*** Data extracts Section Begins ***
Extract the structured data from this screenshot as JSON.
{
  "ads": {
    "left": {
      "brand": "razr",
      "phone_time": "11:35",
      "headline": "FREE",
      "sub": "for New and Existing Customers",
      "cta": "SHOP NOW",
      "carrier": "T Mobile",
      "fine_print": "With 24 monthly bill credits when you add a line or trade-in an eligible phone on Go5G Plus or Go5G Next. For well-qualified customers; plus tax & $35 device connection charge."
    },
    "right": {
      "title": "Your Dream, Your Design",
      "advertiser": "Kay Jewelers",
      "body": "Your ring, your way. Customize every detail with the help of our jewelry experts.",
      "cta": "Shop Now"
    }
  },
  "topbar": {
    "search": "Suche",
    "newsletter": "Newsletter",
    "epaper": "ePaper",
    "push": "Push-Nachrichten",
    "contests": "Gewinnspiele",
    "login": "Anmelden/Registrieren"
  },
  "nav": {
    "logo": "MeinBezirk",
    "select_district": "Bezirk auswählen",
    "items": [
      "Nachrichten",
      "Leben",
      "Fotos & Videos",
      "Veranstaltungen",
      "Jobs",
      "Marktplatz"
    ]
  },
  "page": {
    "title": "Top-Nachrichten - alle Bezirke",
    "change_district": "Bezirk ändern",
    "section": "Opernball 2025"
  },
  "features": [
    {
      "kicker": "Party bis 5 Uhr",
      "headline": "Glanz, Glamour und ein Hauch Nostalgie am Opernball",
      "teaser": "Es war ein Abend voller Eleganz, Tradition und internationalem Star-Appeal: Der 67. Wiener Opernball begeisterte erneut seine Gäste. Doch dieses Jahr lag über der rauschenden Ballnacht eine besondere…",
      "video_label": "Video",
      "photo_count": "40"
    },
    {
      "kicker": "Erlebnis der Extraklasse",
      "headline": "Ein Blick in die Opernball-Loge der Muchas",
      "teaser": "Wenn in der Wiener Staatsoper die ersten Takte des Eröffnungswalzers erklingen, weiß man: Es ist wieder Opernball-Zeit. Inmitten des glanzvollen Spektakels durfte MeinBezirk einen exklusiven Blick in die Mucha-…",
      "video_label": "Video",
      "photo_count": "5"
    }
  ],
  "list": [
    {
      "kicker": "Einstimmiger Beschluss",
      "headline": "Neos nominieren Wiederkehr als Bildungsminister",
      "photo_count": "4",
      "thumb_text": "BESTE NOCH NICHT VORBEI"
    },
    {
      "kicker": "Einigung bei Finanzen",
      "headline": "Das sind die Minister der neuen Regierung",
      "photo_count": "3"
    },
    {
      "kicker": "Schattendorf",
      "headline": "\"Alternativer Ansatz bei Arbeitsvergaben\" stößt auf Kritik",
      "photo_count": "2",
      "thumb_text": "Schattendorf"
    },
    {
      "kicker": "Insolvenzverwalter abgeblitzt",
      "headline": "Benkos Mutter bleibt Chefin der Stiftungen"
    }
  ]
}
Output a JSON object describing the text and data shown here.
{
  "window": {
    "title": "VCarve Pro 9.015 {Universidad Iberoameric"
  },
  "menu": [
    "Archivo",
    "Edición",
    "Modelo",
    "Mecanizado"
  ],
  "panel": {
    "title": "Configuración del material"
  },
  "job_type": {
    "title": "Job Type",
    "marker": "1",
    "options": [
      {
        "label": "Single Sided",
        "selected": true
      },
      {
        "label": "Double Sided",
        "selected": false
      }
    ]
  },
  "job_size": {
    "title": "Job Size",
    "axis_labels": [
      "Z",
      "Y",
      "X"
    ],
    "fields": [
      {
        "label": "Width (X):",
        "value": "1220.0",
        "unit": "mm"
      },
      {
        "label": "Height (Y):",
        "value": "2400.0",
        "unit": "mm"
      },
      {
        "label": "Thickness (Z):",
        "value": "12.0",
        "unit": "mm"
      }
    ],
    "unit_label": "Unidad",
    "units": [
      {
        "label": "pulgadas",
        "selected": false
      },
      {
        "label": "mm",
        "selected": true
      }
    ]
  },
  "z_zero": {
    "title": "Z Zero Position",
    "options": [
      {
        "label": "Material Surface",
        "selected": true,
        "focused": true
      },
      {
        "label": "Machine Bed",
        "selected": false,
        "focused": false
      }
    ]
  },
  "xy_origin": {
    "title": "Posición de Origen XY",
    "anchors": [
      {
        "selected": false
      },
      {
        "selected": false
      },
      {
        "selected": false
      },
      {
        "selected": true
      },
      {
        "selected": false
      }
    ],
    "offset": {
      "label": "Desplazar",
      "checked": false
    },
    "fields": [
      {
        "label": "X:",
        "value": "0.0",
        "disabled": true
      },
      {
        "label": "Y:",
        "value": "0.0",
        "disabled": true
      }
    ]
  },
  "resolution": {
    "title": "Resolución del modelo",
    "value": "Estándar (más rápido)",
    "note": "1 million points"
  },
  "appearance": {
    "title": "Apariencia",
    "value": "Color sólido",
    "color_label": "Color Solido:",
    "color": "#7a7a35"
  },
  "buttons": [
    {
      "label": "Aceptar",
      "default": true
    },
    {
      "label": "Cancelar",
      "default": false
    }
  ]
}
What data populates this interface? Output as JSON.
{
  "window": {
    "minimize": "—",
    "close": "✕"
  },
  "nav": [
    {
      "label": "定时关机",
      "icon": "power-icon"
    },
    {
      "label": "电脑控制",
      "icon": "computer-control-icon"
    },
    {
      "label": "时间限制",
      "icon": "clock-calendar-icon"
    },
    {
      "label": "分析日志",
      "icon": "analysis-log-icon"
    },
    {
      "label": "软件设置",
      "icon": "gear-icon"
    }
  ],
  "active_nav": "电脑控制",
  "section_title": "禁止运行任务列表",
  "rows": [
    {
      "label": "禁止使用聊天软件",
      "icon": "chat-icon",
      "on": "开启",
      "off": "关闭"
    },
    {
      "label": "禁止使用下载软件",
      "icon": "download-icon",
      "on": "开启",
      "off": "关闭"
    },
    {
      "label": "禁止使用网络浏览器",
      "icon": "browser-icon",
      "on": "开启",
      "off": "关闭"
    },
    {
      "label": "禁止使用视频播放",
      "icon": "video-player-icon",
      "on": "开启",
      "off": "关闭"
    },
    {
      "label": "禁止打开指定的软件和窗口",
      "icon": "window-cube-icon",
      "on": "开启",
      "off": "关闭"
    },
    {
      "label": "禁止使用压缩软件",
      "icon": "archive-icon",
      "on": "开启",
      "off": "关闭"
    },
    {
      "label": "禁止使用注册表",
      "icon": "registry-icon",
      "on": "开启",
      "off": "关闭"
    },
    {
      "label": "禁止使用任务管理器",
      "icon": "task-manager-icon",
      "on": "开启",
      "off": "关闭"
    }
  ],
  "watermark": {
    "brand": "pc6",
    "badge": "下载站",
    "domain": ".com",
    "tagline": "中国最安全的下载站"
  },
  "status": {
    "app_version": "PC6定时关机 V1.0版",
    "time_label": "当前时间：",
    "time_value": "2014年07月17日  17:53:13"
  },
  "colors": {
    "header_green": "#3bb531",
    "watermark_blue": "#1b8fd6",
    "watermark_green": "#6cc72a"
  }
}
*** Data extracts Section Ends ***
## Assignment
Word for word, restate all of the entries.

## Result
Extract the structured data from this screenshot as JSON.
{
  "ads": {
    "left": {
      "brand": "razr",
      "phone_time": "11:35",
      "headline": "FREE",
      "sub": "for New and Existing Customers",
      "cta": "SHOP NOW",
      "carrier": "T Mobile",
      "fine_print": "With 24 monthly bill credits when you add a line or trade-in an eligible phone on Go5G Plus or Go5G Next. For well-qualified customers; plus tax & $35 device connection charge."
    },
    "right": {
      "title": "Your Dream, Your Design",
      "advertiser": "Kay Jewelers",
      "body": "Your ring, your way. Customize every detail with the help of our jewelry experts.",
      "cta": "Shop Now"
    }
  },
  "topbar": {
    "search": "Suche",
    "newsletter": "Newsletter",
    "epaper": "ePaper",
    "push": "Push-Nachrichten",
    "contests": "Gewinnspiele",
    "login": "Anmelden/Registrieren"
  },
  "nav": {
    "logo": "MeinBezirk",
    "select_district": "Bezirk auswählen",
    "items": [
      "Nachrichten",
      "Leben",
      "Fotos & Videos",
      "Veranstaltungen",
      "Jobs",
      "Marktplatz"
    ]
  },
  "page": {
    "title": "Top-Nachrichten - alle Bezirke",
    "change_district": "Bezirk ändern",
    "section": "Opernball 2025"
  },
  "features": [
    {
      "kicker": "Party bis 5 Uhr",
      "headline": "Glanz, Glamour und ein Hauch Nostalgie am Opernball",
      "teaser": "Es war ein Abend voller Eleganz, Tradition und internationalem Star-Appeal: Der 67. Wiener Opernball begeisterte erneut seine Gäste. Doch dieses Jahr lag über der rauschenden Ballnacht eine besondere…",
      "video_label": "Video",
      "photo_count": "40"
    },
    {
      "kicker": "Erlebnis der Extraklasse",
      "headline": "Ein Blick in die Opernball-Loge der Muchas",
      "teaser": "Wenn in der Wiener Staatsoper die ersten Takte des Eröffnungswalzers erklingen, weiß man: Es ist wieder Opernball-Zeit. Inmitten des glanzvollen Spektakels durfte MeinBezirk einen exklusiven Blick in die Mucha-…",
      "video_label": "Video",
      "photo_count": "5"
    }
  ],
  "list": [
    {
      "kicker": "Einstimmiger Beschluss",
      "headline": "Neos nominieren Wiederkehr als Bildungsminister",
      "photo_count": "4",
      "thumb_text": "BESTE NOCH NICHT VORBEI"
    },
    {
      "kicker": "Einigung bei Finanzen",
      "headline": "Das sind die Minister der neuen Regierung",
      "photo_count": "3"
    },
    {
      "kicker": "Schattendorf",
      "headline": "\"Alternativer Ansatz bei Arbeitsvergaben\" stößt auf Kritik",
      "photo_count": "2",
      "thumb_text": "Schattendorf"
    },
    {
      "kicker": "Insolvenzverwalter abgeblitzt",
      "headline": "Benkos Mutter bleibt Chefin der Stiftungen"
    }
  ]
}
Output a JSON object describing the text and data shown here.
{
  "window": {
    "title": "VCarve Pro 9.015 {Universidad Iberoameric"
  },
  "menu": [
    "Archivo",
    "Edición",
    "Modelo",
    "Mecanizado"
  ],
  "panel": {
    "title": "Configuración del material"
  },
  "job_type": {
    "title": "Job Type",
    "marker": "1",
    "options": [
      {
        "label": "Single Sided",
        "selected": true
      },
      {
        "label": "Double Sided",
        "selected": false
      }
    ]
  },
  "job_size": {
    "title": "Job Size",
    "axis_labels": [
      "Z",
      "Y",
      "X"
    ],
    "fields": [
      {
        "label": "Width (X):",
        "value": "1220.0",
        "unit": "mm"
      },
      {
        "label": "Height (Y):",
        "value": "2400.0",
        "unit": "mm"
      },
      {
        "label": "Thickness (Z):",
        "value": "12.0",
        "unit": "mm"
      }
    ],
    "unit_label": "Unidad",
    "units": [
      {
        "label": "pulgadas",
        "selected": false
      },
      {
        "label": "mm",
        "selected": true
      }
    ]
  },
  "z_zero": {
    "title": "Z Zero Position",
    "options": [
      {
        "label": "Material Surface",
        "selected": true,
        "focused": true
      },
      {
        "label": "Machine Bed",
        "selected": false,
        "focused": false
      }
    ]
  },
  "xy_origin": {
    "title": "Posición de Origen XY",
    "anchors": [
      {
        "selected": false
      },
      {
        "selected": false
      },
      {
        "selected": false
      },
      {
        "selected": true
      },
      {
        "selected": false
      }
    ],
    "offset": {
      "label": "Desplazar",
      "checked": false
    },
    "fields": [
      {
        "label": "X:",
        "value": "0.0",
        "disabled": true
      },
      {
        "label": "Y:",
        "value": "0.0",
        "disabled": true
      }
    ]
  },
  "resolution": {
    "title": "Resolución del modelo",
    "value": "Estándar (más rápido)",
    "note": "1 million points"
  },
  "appearance": {
    "title": "Apariencia",
    "value": "Color sólido",
    "color_label": "Color Solido:",
    "color": "#7a7a35"
  },
  "buttons": [
    {
      "label": "Aceptar",
      "default": true
    },
    {
      "label": "Cancelar",
      "default": false
    }
  ]
}
What data populates this interface? Output as JSON.
{
  "window": {
    "minimize": "—",
    "close": "✕"
  },
  "nav": [
    {
      "label": "定时关机",
      "icon": "power-icon"
    },
    {
      "label": "电脑控制",
      "icon": "computer-control-icon"
    },
    {
      "label": "时间限制",
      "icon": "clock-calendar-icon"
    },
    {
      "label": "分析日志",
      "icon": "analysis-log-icon"
    },
    {
      "label": "软件设置",
      "icon": "gear-icon"
    }
  ],
  "active_nav": "电脑控制",
  "section_title": "禁止运行任务列表",
  "rows": [
    {
      "label": "禁止使用聊天软件",
      "icon": "chat-icon",
      "on": "开启",
      "off": "关闭"
    },
    {
      "label": "禁止使用下载软件",
      "icon": "download-icon",
      "on": "开启",
      "off": "关闭"
    },
    {
      "label": "禁止使用网络浏览器",
      "icon": "browser-icon",
      "on": "开启",
      "off": "关闭"
    },
    {
      "label": "禁止使用视频播放",
      "icon": "video-player-icon",
      "on": "开启",
      "off": "关闭"
    },
    {
      "label": "禁止打开指定的软件和窗口",
      "icon": "window-cube-icon",
      "on": "开启",
      "off": "关闭"
    },
    {
      "label": "禁止使用压缩软件",
      "icon": "archive-icon",
      "on": "开启",
      "off": "关闭"
    },
    {
      "label": "禁止使用注册表",
      "icon": "registry-icon",
      "on": "开启",
      "off": "关闭"
    },
    {
      "label": "禁止使用任务管理器",
      "icon": "task-manager-icon",
      "on": "开启",
      "off": "关闭"
    }
  ],
  "watermark": {
    "brand": "pc6",
    "badge": "下载站",
    "domain": ".com",
    "tagline": "中国最安全的下载站"
  },
  "status": {
    "app_version": "PC6定时关机 V1.0版",
    "time_label": "当前时间：",
    "time_value": "2014年07月17日  17:53:13"
  },
  "colors": {
    "header_green": "#3bb531",
    "watermark_blue": "#1b8fd6",
    "watermark_green": "#6cc72a"
  }
}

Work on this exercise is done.